Recorded data –

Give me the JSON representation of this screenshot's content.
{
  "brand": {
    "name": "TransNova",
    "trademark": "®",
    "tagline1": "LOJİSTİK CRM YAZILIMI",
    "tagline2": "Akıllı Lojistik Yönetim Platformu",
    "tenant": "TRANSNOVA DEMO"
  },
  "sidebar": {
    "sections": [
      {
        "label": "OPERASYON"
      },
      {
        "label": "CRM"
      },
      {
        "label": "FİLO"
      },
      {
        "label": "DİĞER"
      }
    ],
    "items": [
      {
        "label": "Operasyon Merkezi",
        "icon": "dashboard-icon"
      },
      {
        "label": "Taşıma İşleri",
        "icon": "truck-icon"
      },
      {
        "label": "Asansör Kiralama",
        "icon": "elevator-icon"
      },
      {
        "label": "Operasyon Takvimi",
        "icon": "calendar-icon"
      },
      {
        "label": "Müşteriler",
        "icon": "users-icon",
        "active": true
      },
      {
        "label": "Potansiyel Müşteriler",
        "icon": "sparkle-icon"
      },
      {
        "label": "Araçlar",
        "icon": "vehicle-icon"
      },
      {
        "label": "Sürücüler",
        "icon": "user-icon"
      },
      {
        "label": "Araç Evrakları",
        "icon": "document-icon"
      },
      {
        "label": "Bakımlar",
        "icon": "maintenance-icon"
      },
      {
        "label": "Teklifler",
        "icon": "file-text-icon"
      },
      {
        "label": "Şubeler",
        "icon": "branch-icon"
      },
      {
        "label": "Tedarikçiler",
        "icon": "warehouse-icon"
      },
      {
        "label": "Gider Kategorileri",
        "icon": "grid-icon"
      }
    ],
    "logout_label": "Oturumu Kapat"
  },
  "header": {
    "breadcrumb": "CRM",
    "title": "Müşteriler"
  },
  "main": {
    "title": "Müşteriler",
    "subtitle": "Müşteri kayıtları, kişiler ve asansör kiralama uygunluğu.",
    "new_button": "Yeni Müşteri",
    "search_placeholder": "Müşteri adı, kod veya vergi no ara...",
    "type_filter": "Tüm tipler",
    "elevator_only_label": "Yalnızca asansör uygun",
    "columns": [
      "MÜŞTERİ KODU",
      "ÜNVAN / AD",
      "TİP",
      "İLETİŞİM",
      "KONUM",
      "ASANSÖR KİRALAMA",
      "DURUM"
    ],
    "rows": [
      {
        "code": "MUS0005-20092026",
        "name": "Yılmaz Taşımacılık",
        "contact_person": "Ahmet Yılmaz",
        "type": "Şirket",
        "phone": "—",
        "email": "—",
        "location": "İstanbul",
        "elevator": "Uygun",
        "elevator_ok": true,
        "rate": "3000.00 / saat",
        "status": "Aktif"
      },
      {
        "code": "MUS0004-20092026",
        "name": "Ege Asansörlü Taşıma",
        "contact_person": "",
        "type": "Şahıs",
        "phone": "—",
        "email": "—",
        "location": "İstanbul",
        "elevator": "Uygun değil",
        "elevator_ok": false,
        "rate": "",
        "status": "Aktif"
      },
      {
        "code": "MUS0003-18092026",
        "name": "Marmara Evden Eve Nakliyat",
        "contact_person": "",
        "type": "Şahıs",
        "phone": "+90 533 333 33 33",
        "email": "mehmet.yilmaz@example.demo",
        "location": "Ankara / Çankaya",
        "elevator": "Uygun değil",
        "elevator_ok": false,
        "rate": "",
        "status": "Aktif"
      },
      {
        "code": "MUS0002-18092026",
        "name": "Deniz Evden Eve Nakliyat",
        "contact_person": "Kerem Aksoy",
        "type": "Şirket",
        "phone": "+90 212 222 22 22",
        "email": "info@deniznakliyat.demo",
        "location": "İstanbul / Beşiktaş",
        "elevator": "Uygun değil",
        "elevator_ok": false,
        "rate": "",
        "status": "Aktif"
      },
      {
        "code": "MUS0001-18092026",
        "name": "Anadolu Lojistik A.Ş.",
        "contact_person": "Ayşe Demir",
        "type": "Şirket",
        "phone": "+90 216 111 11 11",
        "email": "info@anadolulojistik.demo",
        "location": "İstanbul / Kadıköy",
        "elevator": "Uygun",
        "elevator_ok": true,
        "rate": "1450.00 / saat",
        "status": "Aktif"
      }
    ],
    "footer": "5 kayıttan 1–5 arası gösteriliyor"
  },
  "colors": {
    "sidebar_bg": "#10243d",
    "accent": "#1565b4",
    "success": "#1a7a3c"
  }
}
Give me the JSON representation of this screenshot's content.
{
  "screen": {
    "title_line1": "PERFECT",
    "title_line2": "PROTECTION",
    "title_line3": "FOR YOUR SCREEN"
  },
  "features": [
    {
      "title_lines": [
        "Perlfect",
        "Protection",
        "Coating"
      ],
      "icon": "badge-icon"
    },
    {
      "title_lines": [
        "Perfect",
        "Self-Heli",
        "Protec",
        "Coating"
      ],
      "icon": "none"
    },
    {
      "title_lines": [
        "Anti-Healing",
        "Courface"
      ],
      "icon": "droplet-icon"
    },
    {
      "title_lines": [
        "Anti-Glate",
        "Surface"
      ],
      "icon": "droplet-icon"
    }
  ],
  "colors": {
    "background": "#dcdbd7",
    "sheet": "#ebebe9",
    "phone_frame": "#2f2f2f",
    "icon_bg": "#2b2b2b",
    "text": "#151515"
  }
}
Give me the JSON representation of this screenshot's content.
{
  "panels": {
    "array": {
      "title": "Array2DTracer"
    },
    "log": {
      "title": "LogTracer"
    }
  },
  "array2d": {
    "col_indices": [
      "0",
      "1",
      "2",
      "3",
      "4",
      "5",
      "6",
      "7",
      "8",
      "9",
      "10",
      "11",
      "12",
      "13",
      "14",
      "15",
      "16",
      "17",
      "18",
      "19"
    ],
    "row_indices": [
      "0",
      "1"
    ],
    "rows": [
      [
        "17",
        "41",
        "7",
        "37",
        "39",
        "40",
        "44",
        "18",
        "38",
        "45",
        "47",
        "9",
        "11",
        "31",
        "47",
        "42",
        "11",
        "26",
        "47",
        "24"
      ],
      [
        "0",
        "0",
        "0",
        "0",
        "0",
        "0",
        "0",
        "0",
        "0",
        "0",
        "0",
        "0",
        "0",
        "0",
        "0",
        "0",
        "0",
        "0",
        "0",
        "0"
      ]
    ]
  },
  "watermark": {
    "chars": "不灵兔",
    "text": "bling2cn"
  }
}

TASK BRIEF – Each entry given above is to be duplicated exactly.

TASK OUTPUT –
Give me the JSON representation of this screenshot's content.
{
  "brand": {
    "name": "TransNova",
    "trademark": "®",
    "tagline1": "LOJİSTİK CRM YAZILIMI",
    "tagline2": "Akıllı Lojistik Yönetim Platformu",
    "tenant": "TRANSNOVA DEMO"
  },
  "sidebar": {
    "sections": [
      {
        "label": "OPERASYON"
      },
      {
        "label": "CRM"
      },
      {
        "label": "FİLO"
      },
      {
        "label": "DİĞER"
      }
    ],
    "items": [
      {
        "label": "Operasyon Merkezi",
        "icon": "dashboard-icon"
      },
      {
        "label": "Taşıma İşleri",
        "icon": "truck-icon"
      },
      {
        "label": "Asansör Kiralama",
        "icon": "elevator-icon"
      },
      {
        "label": "Operasyon Takvimi",
        "icon": "calendar-icon"
      },
      {
        "label": "Müşteriler",
        "icon": "users-icon",
        "active": true
      },
      {
        "label": "Potansiyel Müşteriler",
        "icon": "sparkle-icon"
      },
      {
        "label": "Araçlar",
        "icon": "vehicle-icon"
      },
      {
        "label": "Sürücüler",
        "icon": "user-icon"
      },
      {
        "label": "Araç Evrakları",
        "icon": "document-icon"
      },
      {
        "label": "Bakımlar",
        "icon": "maintenance-icon"
      },
      {
        "label": "Teklifler",
        "icon": "file-text-icon"
      },
      {
        "label": "Şubeler",
        "icon": "branch-icon"
      },
      {
        "label": "Tedarikçiler",
        "icon": "warehouse-icon"
      },
      {
        "label": "Gider Kategorileri",
        "icon": "grid-icon"
      }
    ],
    "logout_label": "Oturumu Kapat"
  },
  "header": {
    "breadcrumb": "CRM",
    "title": "Müşteriler"
  },
  "main": {
    "title": "Müşteriler",
    "subtitle": "Müşteri kayıtları, kişiler ve asansör kiralama uygunluğu.",
    "new_button": "Yeni Müşteri",
    "search_placeholder": "Müşteri adı, kod veya vergi no ara...",
    "type_filter": "Tüm tipler",
    "elevator_only_label": "Yalnızca asansör uygun",
    "columns": [
      "MÜŞTERİ KODU",
      "ÜNVAN / AD",
      "TİP",
      "İLETİŞİM",
      "KONUM",
      "ASANSÖR KİRALAMA",
      "DURUM"
    ],
    "rows": [
      {
        "code": "MUS0005-20092026",
        "name": "Yılmaz Taşımacılık",
        "contact_person": "Ahmet Yılmaz",
        "type": "Şirket",
        "phone": "—",
        "email": "—",
        "location": "İstanbul",
        "elevator": "Uygun",
        "elevator_ok": true,
        "rate": "3000.00 / saat",
        "status": "Aktif"
      },
      {
        "code": "MUS0004-20092026",
        "name": "Ege Asansörlü Taşıma",
        "contact_person": "",
        "type": "Şahıs",
        "phone": "—",
        "email": "—",
        "location": "İstanbul",
        "elevator": "Uygun değil",
        "elevator_ok": false,
        "rate": "",
        "status": "Aktif"
      },
      {
        "code": "MUS0003-18092026",
        "name": "Marmara Evden Eve Nakliyat",
        "contact_person": "",
        "type": "Şahıs",
        "phone": "+90 533 333 33 33",
        "email": "mehmet.yilmaz@example.demo",
        "location": "Ankara / Çankaya",
        "elevator": "Uygun değil",
        "elevator_ok": false,
        "rate": "",
        "status": "Aktif"
      },
      {
        "code": "MUS0002-18092026",
        "name": "Deniz Evden Eve Nakliyat",
        "contact_person": "Kerem Aksoy",
        "type": "Şirket",
        "phone": "+90 212 222 22 22",
        "email": "info@deniznakliyat.demo",
        "location": "İstanbul / Beşiktaş",
        "elevator": "Uygun değil",
        "elevator_ok": false,
        "rate": "",
        "status": "Aktif"
      },
      {
        "code": "MUS0001-18092026",
        "name": "Anadolu Lojistik A.Ş.",
        "contact_person": "Ayşe Demir",
        "type": "Şirket",
        "phone": "+90 216 111 11 11",
        "email": "info@anadolulojistik.demo",
        "location": "İstanbul / Kadıköy",
        "elevator": "Uygun",
        "elevator_ok": true,
        "rate": "1450.00 / saat",
        "status": "Aktif"
      }
    ],
    "footer": "5 kayıttan 1–5 arası gösteriliyor"
  },
  "colors": {
    "sidebar_bg": "#10243d",
    "accent": "#1565b4",
    "success": "#1a7a3c"
  }
}
Give me the JSON representation of this screenshot's content.
{
  "screen": {
    "title_line1": "PERFECT",
    "title_line2": "PROTECTION",
    "title_line3": "FOR YOUR SCREEN"
  },
  "features": [
    {
      "title_lines": [
        "Perlfect",
        "Protection",
        "Coating"
      ],
      "icon": "badge-icon"
    },
    {
      "title_lines": [
        "Perfect",
        "Self-Heli",
        "Protec",
        "Coating"
      ],
      "icon": "none"
    },
    {
      "title_lines": [
        "Anti-Healing",
        "Courface"
      ],
      "icon": "droplet-icon"
    },
    {
      "title_lines": [
        "Anti-Glate",
        "Surface"
      ],
      "icon": "droplet-icon"
    }
  ],
  "colors": {
    "background": "#dcdbd7",
    "sheet": "#ebebe9",
    "phone_frame": "#2f2f2f",
    "icon_bg": "#2b2b2b",
    "text": "#151515"
  }
}
Give me the JSON representation of this screenshot's content.
{
  "panels": {
    "array": {
      "title": "Array2DTracer"
    },
    "log": {
      "title": "LogTracer"
    }
  },
  "array2d": {
    "col_indices": [
      "0",
      "1",
      "2",
      "3",
      "4",
      "5",
      "6",
      "7",
      "8",
      "9",
      "10",
      "11",
      "12",
      "13",
      "14",
      "15",
      "16",
      "17",
      "18",
      "19"
    ],
    "row_indices": [
      "0",
      "1"
    ],
    "rows": [
      [
        "17",
        "41",
        "7",
        "37",
        "39",
        "40",
        "44",
        "18",
        "38",
        "45",
        "47",
        "9",
        "11",
        "31",
        "47",
        "42",
        "11",
        "26",
        "47",
        "24"
      ],
      [
        "0",
        "0",
        "0",
        "0",
        "0",
        "0",
        "0",
        "0",
        "0",
        "0",
        "0",
        "0",
        "0",
        "0",
        "0",
        "0",
        "0",
        "0",
        "0",
        "0"
      ]
    ]
  },
  "watermark": {
    "chars": "不灵兔",
    "text": "bling2cn"
  }
}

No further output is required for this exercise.